Have you ever planned to do something and just when it was time to go, you come up with every reason not to?
Well, I will admit that it happened to me last weekend.
On April 24th, I was invited to the 2nd Annual Baltimore Blackhorse golf tournament in Baltimore, Maryland. This event had been on my calendar for weeks. I was looking forward to the event an opportunity to talk about the Company and present our signature golf ball. It seemed like a no brainer until the week of the trip.
The internal struggle started when it was time to pack for the trip. My wife and daughter decided to tag along, so now my work trip became a family vacation. There goes the round of drinks afterwards….Now, instead of packing a small carry-on and my golf clubs, I was now packing a stroller, car seat, and suitcase(s), plural. Needless to say the easy straight forward trip, now became a huge effort.
Despite the change in plans, I was determined to press forward. I just could not pass up an opportunity to discuss Greenwood.GOLF to a group of golfers at a golf tournament.
I read somewhere that “you should never use [being busy] as your excuse. Everyone is busy. Everyone has something else that they could be doing. Why is your busy more important than someone else’s? That has always stuck with me. When it comes to this event, no one in Baltimore would care about my change in plans, or all of the items that I had to lug through the airport. None of them would care about the long travel day or the issue at the rental car facility. Every golfer at the tournament probably had a reason not to be there. In fact, I probably could have canceled and it would not have made a difference. What matters the most being present.
Strangely enough, within 15 minutes of being there I realized why I was there. The Carroll Park Golf Course was located in the inner city. It was literally just off the highway. Just outside of the door was a plaque that told the story of the course. When the course was originally purchased in 1923, it was segregated. A group of passionate minority golfers wanted access to the course and took their fight to the courts. For a period of time, minority golfers were limited to just pitching and putting. After a long legal battle, the course was fully integrated giving African Americans full access to the course. This story reminded me of the Dr. Charles L. Sifford Golf Course in Charlotte, NC. I did a little research and came across a YOUTUBE video about the plaque and the Pitch and Putt club that was established in 1938.
Walking into the clubhouse, I was immediately greeted by a lovely woman, who was warm and welcoming. She introduced me to Mr. Kenneth Ward. He was the founder of the Baltimore Blackhorse Golf Club. He was surprised and excited to see me. I asked him about the beginning of the club.
As the story goes, after he finished a round at Carroll Park he was walking to his car and saw a group of guys standing around shooting the breeze. They introduced themselves and quickly found out how closely they were all connected, not just to the game put personally and professionally. That was the moment the golf club was formed. After some back and forth, they all agreed to meet at the course the following week to do it all over again.
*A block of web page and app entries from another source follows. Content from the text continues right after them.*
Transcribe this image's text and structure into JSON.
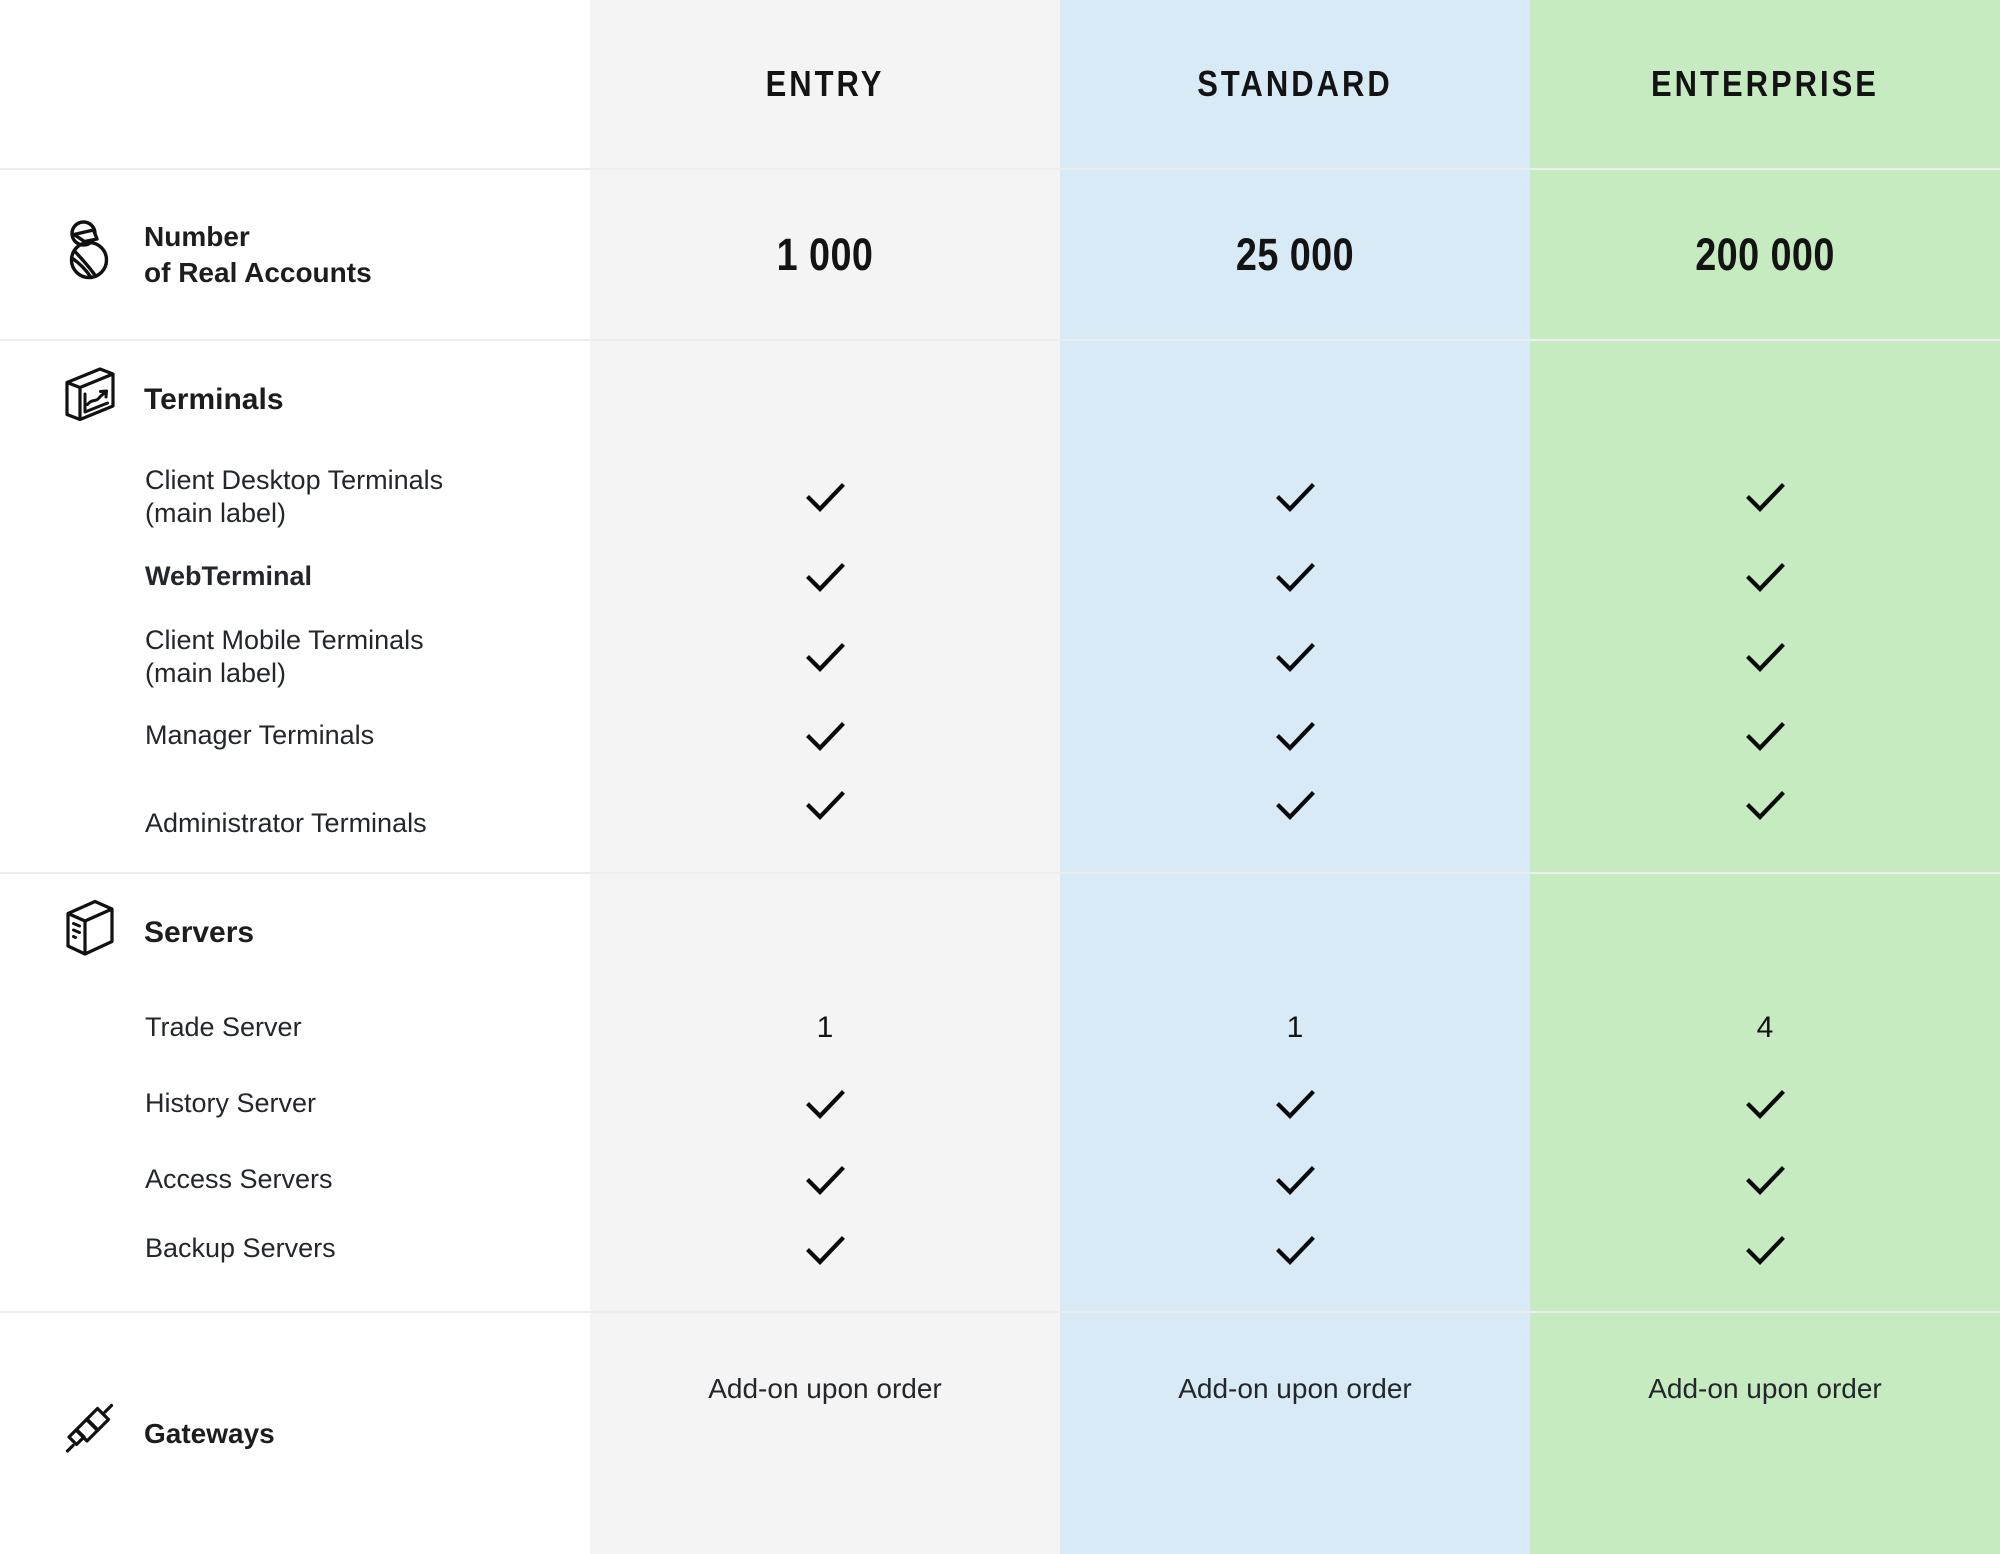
{
  "columns": [
    {
      "key": "label",
      "label": ""
    },
    {
      "key": "entry",
      "label": "ENTRY",
      "bg": "#f4f4f4"
    },
    {
      "key": "standard",
      "label": "STANDARD",
      "bg": "#d9eaf7"
    },
    {
      "key": "enterprise",
      "label": "ENTERPRISE",
      "bg": "#c6ebc0"
    }
  ],
  "sections": [
    {
      "id": "accounts",
      "icon": "account-icon",
      "title": "Number\nof Real Accounts",
      "title_line1": "Number",
      "title_line2": "of Real Accounts",
      "values": {
        "entry": "1 000",
        "standard": "25 000",
        "enterprise": "200 000"
      }
    },
    {
      "id": "terminals",
      "icon": "terminal-window-icon",
      "title": "Terminals",
      "rows": [
        {
          "label": "Client Desktop Terminals\n(main label)",
          "label_line1": "Client Desktop Terminals",
          "label_line2": "(main label)",
          "bold": false,
          "entry": "check",
          "standard": "check",
          "enterprise": "check"
        },
        {
          "label": "WebTerminal",
          "label_line1": "WebTerminal",
          "label_line2": "",
          "bold": true,
          "entry": "check",
          "standard": "check",
          "enterprise": "check"
        },
        {
          "label": "Client Mobile Terminals\n(main label)",
          "label_line1": "Client Mobile Terminals",
          "label_line2": "(main label)",
          "bold": false,
          "entry": "check",
          "standard": "check",
          "enterprise": "check"
        },
        {
          "label": "Manager Terminals",
          "label_line1": "Manager Terminals",
          "label_line2": "",
          "bold": false,
          "entry": "check",
          "standard": "check",
          "enterprise": "check"
        },
        {
          "label": "Administrator Terminals",
          "label_line1": "Administrator Terminals",
          "label_line2": "",
          "bold": false,
          "entry": "check",
          "standard": "check",
          "enterprise": "check"
        }
      ]
    },
    {
      "id": "servers",
      "icon": "server-box-icon",
      "title": "Servers",
      "rows": [
        {
          "label": "Trade Server",
          "label_line1": "Trade Server",
          "label_line2": "",
          "bold": false,
          "entry": "1",
          "standard": "1",
          "enterprise": "4"
        },
        {
          "label": "History Server",
          "label_line1": "History Server",
          "label_line2": "",
          "bold": false,
          "entry": "check",
          "standard": "check",
          "enterprise": "check"
        },
        {
          "label": "Access Servers",
          "label_line1": "Access Servers",
          "label_line2": "",
          "bold": false,
          "entry": "check",
          "standard": "check",
          "enterprise": "check"
        },
        {
          "label": "Backup Servers",
          "label_line1": "Backup Servers",
          "label_line2": "",
          "bold": false,
          "entry": "check",
          "standard": "check",
          "enterprise": "check"
        }
      ]
    },
    {
      "id": "gateways",
      "icon": "gateway-connector-icon",
      "title": "Gateways",
      "values": {
        "entry": "Add-on upon order",
        "standard": "Add-on upon order",
        "enterprise": "Add-on upon order"
      }
    }
  ],
  "colors": {
    "entry_bg": "#f4f4f4",
    "standard_bg": "#d9eaf7",
    "enterprise_bg": "#c6ebc0",
    "text": "#1d1d1d",
    "divider": "#eceded",
    "check": "#0a0a0a"
  }
}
I stood there in amazement. The story felt so familiar. I have a list of close friends that I meant at the golf course. I have a bigger list of people that I only see on the golf course but seems like we have known each other forever.
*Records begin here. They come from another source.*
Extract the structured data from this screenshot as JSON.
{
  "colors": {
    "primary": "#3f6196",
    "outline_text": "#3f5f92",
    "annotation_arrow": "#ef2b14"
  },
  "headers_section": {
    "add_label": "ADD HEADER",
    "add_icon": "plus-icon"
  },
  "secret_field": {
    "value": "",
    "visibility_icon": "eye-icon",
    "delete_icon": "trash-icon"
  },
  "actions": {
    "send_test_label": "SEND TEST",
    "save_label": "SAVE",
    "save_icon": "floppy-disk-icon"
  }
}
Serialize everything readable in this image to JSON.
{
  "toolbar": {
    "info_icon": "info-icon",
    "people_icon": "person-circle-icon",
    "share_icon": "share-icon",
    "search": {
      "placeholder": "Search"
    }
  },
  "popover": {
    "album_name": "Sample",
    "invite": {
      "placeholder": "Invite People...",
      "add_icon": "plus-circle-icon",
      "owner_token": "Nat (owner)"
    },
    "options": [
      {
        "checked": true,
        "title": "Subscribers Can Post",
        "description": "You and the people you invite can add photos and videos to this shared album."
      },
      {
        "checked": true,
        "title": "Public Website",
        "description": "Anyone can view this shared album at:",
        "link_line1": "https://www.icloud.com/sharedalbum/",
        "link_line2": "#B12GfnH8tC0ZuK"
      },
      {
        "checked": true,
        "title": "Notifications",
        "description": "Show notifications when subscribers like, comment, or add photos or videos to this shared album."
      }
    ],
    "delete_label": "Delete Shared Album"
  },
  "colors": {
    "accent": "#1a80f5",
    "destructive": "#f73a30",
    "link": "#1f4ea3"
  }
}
That is one of the best things about the sport. When you met someone on the golf course, there is an immediate understanding that comes with the game. The good shots and bad, the great rounds and group trips, the integrity and etiquette are all a part of the game that brings people together.
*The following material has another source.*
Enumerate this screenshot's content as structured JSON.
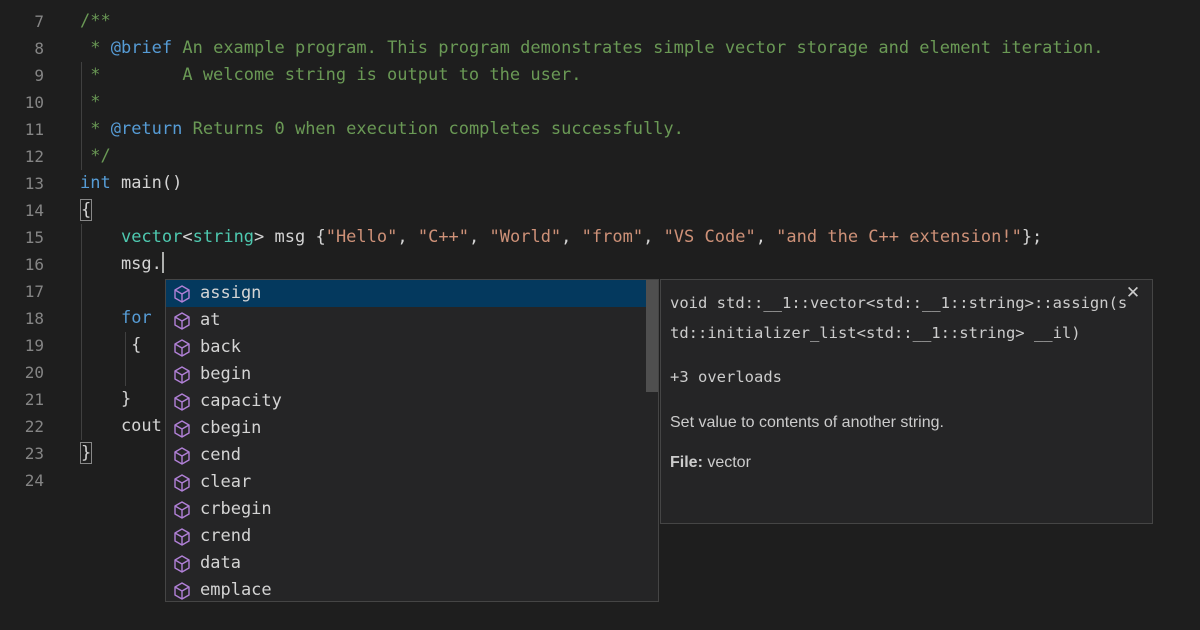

The Baltimore Blackhorse reminded me of why I love the game.
Whether you are in Baltimore or Charlotte, Jacksonville or Arizona, if you have your golf group and your tee times for this weekend then you represent Greenwood.GOLF Brand. A community of golfers that love the game.
Keep it in the fairway.